[App and web page records]
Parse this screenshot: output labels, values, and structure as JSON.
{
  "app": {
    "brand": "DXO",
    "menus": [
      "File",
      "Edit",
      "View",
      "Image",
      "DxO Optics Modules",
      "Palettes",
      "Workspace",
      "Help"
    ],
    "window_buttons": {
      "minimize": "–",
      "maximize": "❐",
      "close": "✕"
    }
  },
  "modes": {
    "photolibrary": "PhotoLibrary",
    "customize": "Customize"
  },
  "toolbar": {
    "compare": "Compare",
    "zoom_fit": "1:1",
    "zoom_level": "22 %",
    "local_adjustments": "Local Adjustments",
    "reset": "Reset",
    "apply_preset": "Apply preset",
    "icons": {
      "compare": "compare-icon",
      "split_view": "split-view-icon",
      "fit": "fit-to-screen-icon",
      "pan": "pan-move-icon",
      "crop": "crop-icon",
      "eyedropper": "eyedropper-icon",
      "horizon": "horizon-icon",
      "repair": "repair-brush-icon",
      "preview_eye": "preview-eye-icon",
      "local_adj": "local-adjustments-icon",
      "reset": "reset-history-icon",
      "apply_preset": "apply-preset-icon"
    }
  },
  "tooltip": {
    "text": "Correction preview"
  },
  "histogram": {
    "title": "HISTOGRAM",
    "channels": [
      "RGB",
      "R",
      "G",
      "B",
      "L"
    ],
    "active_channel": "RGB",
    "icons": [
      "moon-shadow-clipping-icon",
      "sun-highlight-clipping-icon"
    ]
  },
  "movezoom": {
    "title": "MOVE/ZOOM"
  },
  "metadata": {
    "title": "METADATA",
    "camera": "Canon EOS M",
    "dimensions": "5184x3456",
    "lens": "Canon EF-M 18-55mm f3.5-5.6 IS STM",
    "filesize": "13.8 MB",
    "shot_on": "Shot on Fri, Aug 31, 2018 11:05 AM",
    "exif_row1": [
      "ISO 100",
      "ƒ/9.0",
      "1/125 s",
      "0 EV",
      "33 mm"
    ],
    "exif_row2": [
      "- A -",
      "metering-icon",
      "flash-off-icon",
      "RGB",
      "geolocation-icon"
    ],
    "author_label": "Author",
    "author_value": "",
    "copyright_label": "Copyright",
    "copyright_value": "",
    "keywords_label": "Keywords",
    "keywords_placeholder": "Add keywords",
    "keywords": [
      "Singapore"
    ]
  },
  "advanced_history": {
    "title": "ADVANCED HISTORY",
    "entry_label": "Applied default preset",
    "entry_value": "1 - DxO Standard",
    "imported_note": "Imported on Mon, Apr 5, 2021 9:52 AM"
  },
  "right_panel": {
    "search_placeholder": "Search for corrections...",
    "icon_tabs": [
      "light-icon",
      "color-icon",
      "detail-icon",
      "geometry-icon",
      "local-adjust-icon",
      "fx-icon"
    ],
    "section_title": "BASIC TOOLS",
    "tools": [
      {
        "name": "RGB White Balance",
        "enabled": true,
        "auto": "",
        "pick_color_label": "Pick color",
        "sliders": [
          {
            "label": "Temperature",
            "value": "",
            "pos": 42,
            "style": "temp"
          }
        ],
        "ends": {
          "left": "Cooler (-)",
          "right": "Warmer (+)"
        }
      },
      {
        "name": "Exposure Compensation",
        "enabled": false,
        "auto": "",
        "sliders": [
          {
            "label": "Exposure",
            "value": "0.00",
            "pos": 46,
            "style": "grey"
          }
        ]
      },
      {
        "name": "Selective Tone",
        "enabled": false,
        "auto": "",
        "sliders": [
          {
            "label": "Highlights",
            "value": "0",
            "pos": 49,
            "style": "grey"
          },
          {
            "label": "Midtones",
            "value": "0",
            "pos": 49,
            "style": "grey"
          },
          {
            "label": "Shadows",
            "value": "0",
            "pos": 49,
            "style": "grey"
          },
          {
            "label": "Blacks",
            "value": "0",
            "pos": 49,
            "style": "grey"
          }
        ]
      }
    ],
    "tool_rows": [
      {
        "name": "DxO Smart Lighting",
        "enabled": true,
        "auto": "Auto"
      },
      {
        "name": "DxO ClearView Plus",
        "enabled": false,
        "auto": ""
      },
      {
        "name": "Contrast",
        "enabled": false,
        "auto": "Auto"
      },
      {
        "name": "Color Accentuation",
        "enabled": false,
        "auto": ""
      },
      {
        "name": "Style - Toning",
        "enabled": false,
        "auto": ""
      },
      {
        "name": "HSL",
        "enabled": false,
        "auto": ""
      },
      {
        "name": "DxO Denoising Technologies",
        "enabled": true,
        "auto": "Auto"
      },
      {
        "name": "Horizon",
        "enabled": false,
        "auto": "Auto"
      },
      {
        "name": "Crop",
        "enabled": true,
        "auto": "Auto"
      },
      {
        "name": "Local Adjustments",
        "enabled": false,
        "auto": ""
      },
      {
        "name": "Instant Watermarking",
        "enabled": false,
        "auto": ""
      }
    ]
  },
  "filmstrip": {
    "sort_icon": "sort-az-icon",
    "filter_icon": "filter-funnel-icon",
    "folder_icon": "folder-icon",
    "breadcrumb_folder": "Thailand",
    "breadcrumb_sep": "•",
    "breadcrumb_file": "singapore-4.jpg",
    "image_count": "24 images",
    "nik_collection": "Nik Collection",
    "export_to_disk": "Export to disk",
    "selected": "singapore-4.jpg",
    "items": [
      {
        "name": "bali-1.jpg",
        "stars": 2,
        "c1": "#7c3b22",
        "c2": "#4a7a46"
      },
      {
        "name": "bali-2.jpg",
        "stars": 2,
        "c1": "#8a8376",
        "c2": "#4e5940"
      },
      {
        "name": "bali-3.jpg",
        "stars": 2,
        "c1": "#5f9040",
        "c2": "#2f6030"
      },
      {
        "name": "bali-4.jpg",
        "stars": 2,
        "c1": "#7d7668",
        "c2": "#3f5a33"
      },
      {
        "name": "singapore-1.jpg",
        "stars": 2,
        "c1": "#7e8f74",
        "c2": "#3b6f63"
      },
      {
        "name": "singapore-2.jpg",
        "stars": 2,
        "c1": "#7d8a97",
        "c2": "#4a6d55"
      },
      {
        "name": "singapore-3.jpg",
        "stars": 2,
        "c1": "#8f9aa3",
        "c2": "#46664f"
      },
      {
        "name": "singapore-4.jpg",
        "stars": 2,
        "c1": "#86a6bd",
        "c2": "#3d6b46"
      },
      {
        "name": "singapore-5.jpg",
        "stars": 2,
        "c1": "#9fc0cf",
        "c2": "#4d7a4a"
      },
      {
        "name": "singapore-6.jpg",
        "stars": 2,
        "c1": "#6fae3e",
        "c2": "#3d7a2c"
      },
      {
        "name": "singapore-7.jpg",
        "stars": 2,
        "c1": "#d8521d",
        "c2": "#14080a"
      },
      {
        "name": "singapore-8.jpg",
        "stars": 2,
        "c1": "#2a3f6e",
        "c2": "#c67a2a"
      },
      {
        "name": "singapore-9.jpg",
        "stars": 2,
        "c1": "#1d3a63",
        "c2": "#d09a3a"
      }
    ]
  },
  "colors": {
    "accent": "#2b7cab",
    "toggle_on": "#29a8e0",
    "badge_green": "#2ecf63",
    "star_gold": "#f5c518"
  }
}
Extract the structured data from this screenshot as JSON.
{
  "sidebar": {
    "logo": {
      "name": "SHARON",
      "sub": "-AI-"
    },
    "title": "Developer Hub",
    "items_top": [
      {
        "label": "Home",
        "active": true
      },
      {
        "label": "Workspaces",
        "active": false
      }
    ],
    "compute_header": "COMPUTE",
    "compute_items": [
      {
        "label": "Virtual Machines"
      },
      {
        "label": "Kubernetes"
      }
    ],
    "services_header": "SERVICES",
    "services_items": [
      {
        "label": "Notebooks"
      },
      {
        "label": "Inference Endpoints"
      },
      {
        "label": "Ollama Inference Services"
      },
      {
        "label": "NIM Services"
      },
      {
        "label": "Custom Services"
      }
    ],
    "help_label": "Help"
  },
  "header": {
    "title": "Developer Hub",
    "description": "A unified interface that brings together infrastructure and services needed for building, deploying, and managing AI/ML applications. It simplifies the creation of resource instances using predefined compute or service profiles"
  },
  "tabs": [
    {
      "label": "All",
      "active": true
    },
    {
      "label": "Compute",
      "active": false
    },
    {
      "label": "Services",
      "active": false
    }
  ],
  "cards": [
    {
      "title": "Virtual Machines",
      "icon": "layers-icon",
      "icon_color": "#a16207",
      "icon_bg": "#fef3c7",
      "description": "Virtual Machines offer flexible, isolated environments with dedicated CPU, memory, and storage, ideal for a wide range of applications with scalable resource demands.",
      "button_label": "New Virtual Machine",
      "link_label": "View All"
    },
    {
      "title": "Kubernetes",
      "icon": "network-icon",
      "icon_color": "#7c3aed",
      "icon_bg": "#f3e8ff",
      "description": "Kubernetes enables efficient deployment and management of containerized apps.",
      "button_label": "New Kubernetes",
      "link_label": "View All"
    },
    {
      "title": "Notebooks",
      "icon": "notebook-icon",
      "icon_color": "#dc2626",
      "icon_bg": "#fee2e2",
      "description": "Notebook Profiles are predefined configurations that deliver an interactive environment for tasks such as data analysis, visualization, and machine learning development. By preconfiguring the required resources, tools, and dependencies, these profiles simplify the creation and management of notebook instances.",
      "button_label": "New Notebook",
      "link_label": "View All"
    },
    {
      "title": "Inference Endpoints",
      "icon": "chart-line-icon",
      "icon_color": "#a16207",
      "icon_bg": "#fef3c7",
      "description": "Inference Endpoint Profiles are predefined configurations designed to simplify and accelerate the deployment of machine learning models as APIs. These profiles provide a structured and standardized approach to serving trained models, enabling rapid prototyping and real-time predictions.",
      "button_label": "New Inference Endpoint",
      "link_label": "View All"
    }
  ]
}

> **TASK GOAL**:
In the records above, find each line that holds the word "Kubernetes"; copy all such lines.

> **ANSWER BOX**:
        "label": "Kubernetes"
      "title": "Kubernetes",
      "description": "Kubernetes enables efficient deployment and management of containerized apps.",
      "button_label": "New Kubernetes",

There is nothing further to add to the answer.